Exercise aim:
Output the number of lines in the entries below with the string "arrow" in them, and nothing further.

Stored items:
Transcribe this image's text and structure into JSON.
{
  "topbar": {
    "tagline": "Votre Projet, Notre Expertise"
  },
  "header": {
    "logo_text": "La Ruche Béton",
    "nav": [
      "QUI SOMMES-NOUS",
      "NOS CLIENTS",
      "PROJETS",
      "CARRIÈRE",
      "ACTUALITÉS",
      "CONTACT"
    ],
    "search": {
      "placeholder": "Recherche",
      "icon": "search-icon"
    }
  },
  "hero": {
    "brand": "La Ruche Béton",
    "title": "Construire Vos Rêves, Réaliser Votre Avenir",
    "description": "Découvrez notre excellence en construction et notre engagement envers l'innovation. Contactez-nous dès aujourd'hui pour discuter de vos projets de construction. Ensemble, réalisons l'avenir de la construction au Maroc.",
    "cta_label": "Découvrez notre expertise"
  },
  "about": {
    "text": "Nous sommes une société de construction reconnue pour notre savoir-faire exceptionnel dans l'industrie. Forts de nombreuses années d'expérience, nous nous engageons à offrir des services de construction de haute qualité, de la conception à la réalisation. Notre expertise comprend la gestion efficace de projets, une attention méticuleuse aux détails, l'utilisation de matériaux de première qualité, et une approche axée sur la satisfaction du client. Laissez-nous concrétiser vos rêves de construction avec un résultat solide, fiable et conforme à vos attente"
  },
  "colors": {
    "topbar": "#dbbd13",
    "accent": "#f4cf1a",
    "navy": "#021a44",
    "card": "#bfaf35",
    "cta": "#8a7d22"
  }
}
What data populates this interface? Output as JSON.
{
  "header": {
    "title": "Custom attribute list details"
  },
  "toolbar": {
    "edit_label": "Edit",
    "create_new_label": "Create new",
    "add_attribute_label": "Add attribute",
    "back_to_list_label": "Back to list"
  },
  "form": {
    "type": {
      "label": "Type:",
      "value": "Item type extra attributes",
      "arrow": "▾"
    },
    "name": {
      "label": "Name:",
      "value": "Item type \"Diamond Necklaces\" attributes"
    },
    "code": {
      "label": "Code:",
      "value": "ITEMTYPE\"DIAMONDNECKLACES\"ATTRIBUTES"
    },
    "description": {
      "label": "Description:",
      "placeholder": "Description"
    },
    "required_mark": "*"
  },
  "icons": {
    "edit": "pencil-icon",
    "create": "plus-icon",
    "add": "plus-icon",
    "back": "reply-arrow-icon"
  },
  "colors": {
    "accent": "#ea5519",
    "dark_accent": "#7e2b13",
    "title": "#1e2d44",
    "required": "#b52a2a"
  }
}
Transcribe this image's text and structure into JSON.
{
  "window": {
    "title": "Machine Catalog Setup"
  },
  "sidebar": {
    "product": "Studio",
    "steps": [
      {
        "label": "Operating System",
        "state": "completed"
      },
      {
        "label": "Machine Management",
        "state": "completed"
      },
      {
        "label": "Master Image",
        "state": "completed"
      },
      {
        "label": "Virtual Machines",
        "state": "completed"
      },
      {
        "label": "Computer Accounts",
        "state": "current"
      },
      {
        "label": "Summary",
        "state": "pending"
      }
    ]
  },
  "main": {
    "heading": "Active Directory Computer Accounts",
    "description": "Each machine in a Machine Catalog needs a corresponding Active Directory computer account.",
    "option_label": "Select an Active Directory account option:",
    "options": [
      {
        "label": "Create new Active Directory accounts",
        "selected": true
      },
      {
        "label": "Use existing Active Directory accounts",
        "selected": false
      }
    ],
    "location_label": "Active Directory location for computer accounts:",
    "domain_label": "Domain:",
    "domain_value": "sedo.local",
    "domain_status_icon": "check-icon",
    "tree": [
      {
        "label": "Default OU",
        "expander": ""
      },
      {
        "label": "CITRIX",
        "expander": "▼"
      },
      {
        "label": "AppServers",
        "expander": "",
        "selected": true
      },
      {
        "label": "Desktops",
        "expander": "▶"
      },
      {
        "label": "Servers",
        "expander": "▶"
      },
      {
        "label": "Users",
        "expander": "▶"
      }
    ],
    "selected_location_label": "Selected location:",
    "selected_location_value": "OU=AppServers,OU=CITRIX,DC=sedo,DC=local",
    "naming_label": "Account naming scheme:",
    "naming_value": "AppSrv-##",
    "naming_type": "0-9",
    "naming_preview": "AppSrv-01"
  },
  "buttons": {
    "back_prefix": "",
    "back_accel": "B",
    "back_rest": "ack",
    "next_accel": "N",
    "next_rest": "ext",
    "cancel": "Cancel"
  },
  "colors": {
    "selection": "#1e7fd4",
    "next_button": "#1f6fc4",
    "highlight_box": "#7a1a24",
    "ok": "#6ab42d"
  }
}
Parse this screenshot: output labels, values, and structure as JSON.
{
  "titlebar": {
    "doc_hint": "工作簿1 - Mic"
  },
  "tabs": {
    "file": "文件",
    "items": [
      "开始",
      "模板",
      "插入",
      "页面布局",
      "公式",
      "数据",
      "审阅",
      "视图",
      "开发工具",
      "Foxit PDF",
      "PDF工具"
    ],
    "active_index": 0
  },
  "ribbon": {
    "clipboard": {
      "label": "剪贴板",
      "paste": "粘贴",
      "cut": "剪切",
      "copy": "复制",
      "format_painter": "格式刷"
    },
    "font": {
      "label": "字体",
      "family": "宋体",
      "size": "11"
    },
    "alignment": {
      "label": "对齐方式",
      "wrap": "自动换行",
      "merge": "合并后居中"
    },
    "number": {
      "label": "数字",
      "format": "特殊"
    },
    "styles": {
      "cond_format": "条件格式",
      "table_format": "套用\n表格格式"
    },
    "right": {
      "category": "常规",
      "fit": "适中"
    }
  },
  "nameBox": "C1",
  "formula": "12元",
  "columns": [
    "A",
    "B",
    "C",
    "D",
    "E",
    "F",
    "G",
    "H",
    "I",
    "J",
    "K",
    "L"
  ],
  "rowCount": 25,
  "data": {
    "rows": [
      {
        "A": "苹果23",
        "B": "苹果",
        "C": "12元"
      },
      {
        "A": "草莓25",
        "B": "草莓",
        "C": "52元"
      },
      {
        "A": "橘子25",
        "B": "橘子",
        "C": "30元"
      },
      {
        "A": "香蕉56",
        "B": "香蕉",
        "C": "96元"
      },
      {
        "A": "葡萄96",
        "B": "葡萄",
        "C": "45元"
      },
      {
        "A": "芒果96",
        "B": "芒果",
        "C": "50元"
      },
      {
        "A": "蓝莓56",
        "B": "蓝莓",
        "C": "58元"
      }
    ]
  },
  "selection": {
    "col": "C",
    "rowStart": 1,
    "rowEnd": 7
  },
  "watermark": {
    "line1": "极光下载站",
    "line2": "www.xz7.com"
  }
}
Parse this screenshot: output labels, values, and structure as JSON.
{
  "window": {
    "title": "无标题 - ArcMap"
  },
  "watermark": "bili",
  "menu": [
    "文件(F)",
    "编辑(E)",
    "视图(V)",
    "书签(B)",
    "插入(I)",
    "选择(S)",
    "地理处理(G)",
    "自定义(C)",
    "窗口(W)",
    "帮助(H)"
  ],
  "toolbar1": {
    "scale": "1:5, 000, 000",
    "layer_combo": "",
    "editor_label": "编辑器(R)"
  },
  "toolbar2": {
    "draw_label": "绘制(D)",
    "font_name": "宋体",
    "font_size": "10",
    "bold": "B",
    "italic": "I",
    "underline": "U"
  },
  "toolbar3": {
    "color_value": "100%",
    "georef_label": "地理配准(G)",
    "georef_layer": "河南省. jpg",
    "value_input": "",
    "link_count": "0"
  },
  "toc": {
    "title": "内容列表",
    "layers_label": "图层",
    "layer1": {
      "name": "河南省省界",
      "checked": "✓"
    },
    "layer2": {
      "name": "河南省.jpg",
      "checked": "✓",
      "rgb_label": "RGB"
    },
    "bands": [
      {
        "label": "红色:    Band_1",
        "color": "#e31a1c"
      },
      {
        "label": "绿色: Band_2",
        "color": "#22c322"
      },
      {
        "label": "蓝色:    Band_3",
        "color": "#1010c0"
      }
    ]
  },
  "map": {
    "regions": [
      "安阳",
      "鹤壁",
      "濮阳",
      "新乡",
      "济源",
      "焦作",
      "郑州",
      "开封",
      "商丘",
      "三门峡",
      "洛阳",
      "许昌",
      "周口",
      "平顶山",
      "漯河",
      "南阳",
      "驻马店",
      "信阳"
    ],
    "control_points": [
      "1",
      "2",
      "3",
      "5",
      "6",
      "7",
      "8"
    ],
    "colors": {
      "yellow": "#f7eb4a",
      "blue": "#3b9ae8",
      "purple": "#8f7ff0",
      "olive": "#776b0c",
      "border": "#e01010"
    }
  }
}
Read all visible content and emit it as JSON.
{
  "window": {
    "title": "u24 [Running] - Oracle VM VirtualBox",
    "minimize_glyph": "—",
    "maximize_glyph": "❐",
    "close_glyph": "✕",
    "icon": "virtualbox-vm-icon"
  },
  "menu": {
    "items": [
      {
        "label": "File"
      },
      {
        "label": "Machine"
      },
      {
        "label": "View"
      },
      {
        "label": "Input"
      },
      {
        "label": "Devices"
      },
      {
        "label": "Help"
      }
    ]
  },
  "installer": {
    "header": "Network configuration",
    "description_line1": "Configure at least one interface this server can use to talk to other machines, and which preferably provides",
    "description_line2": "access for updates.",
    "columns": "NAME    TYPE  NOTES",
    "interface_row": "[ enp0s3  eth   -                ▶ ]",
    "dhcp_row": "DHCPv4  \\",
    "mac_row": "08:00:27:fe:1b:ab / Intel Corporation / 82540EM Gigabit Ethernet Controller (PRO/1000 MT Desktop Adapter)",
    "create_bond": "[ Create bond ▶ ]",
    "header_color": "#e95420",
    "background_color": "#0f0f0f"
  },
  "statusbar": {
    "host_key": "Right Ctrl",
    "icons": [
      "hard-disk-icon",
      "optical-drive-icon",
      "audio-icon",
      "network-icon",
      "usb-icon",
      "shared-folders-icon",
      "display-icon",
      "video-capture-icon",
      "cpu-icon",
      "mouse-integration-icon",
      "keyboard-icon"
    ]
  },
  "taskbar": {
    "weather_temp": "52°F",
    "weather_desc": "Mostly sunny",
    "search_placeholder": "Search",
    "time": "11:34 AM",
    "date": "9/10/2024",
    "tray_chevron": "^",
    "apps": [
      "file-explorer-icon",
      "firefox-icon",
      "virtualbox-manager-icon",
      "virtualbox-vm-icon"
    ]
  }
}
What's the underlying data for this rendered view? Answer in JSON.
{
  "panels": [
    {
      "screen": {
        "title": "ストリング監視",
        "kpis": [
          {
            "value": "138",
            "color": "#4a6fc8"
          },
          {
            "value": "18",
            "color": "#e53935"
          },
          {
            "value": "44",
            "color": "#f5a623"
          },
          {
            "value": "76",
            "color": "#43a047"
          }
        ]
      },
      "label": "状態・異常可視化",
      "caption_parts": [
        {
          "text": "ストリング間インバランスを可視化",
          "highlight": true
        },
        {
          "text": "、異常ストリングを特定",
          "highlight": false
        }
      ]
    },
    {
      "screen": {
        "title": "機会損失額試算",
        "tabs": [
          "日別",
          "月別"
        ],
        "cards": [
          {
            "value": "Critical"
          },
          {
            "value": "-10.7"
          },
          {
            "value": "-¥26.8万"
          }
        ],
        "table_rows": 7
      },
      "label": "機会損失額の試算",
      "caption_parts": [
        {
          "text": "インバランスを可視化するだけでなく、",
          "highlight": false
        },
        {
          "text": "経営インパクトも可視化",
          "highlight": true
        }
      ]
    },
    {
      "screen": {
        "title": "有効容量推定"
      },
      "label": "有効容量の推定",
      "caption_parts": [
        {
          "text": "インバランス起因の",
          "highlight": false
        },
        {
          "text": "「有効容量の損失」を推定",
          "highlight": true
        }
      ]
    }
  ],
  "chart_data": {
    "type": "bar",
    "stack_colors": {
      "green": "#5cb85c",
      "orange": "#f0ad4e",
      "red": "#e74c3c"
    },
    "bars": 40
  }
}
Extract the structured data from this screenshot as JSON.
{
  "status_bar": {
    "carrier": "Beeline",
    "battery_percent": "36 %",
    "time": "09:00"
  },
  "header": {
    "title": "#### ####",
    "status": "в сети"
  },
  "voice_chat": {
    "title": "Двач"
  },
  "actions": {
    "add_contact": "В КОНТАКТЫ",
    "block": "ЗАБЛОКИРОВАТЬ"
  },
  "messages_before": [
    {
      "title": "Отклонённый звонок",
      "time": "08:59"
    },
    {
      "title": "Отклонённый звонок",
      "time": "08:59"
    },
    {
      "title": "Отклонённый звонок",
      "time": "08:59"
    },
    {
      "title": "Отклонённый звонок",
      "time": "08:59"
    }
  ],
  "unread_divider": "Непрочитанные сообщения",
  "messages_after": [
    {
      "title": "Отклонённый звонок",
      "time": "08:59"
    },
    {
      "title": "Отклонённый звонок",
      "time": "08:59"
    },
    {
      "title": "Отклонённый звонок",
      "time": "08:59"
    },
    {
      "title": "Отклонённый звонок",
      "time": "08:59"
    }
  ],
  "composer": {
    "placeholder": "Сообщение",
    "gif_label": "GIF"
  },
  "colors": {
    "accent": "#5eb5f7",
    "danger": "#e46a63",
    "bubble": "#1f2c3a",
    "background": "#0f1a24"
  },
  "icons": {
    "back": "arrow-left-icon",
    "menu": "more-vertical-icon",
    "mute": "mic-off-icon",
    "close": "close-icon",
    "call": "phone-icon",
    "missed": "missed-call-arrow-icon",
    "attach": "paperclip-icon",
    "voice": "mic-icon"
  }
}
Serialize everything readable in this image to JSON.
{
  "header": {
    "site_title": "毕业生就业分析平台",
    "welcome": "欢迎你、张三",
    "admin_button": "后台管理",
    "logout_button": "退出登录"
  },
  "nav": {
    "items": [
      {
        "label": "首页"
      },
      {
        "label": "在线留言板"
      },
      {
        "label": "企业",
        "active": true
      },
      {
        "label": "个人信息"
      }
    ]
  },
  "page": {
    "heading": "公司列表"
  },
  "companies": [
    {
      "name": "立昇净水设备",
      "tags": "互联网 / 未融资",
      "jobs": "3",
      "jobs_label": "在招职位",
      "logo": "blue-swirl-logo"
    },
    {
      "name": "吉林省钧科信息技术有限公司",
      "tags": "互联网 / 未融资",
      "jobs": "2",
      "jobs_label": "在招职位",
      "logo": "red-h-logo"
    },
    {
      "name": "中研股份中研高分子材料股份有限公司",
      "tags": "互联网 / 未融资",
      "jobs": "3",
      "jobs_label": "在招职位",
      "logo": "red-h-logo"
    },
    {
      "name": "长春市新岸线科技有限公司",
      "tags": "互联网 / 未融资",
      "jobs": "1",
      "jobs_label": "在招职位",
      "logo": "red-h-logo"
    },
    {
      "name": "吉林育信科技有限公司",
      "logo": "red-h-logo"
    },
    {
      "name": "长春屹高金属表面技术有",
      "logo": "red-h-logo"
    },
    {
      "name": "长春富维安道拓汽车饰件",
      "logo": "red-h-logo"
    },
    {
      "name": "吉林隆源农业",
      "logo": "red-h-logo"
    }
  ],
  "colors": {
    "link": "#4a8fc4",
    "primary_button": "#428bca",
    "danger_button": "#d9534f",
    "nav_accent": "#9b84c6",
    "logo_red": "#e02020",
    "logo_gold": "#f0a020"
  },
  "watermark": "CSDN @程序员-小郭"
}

Expected output:
4